DATA PROVIDED ->
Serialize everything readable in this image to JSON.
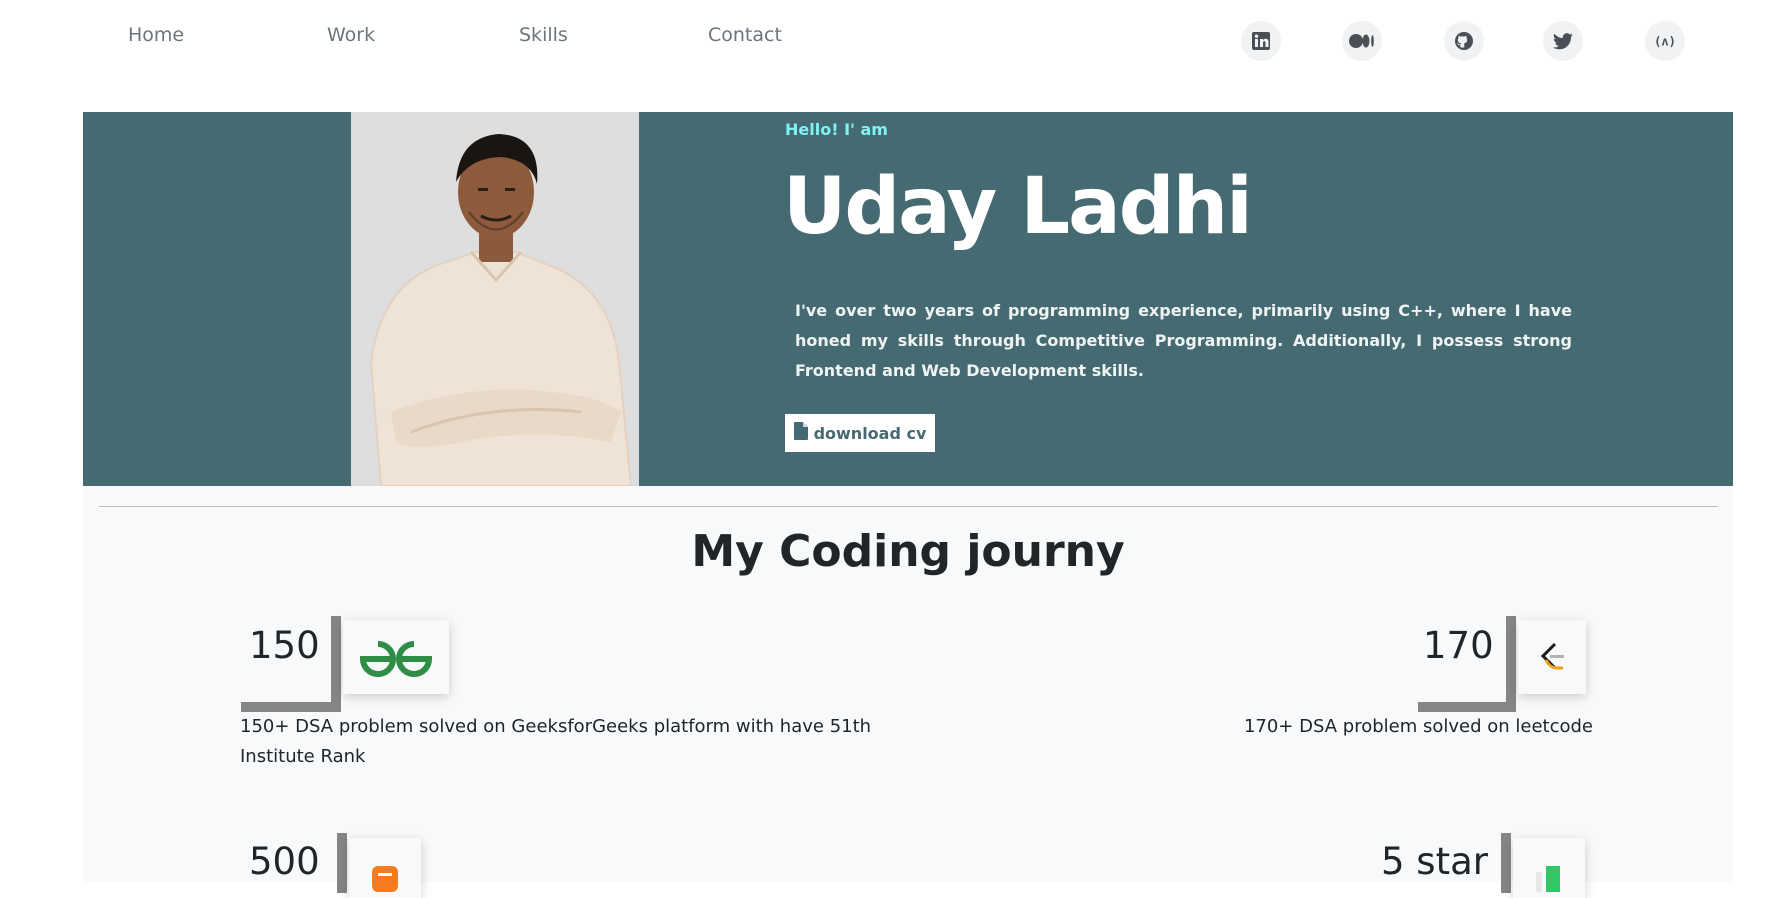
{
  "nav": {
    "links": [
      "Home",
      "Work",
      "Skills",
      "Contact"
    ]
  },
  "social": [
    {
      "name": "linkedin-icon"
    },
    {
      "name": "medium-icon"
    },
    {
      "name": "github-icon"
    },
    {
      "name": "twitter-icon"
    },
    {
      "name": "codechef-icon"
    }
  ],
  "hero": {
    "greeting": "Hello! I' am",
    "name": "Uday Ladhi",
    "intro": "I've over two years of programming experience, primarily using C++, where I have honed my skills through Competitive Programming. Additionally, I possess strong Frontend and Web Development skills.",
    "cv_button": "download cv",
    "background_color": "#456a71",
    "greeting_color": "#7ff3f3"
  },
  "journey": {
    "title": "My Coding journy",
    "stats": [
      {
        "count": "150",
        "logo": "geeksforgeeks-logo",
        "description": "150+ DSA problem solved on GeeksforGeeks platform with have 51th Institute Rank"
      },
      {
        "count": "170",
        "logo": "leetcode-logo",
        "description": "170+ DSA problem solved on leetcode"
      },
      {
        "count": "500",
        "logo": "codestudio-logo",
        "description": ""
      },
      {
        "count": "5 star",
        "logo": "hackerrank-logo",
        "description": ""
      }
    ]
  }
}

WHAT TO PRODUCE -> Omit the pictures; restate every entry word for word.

ANSWER TO THIS PROBLEM ->
Serialize everything readable in this image to JSON.
{
  "nav": {
    "links": [
      "Home",
      "Work",
      "Skills",
      "Contact"
    ]
  },
  "social": [
    {
      "name": "linkedin-icon"
    },
    {
      "name": "medium-icon"
    },
    {
      "name": "github-icon"
    },
    {
      "name": "twitter-icon"
    },
    {
      "name": "codechef-icon"
    }
  ],
  "hero": {
    "greeting": "Hello! I' am",
    "name": "Uday Ladhi",
    "intro": "I've over two years of programming experience, primarily using C++, where I have honed my skills through Competitive Programming. Additionally, I possess strong Frontend and Web Development skills.",
    "cv_button": "download cv",
    "background_color": "#456a71",
    "greeting_color": "#7ff3f3"
  },
  "journey": {
    "title": "My Coding journy",
    "stats": [
      {
        "count": "150",
        "logo": "geeksforgeeks-logo",
        "description": "150+ DSA problem solved on GeeksforGeeks platform with have 51th Institute Rank"
      },
      {
        "count": "170",
        "logo": "leetcode-logo",
        "description": "170+ DSA problem solved on leetcode"
      },
      {
        "count": "500",
        "logo": "codestudio-logo",
        "description": ""
      },
      {
        "count": "5 star",
        "logo": "hackerrank-logo",
        "description": ""
      }
    ]
  }
}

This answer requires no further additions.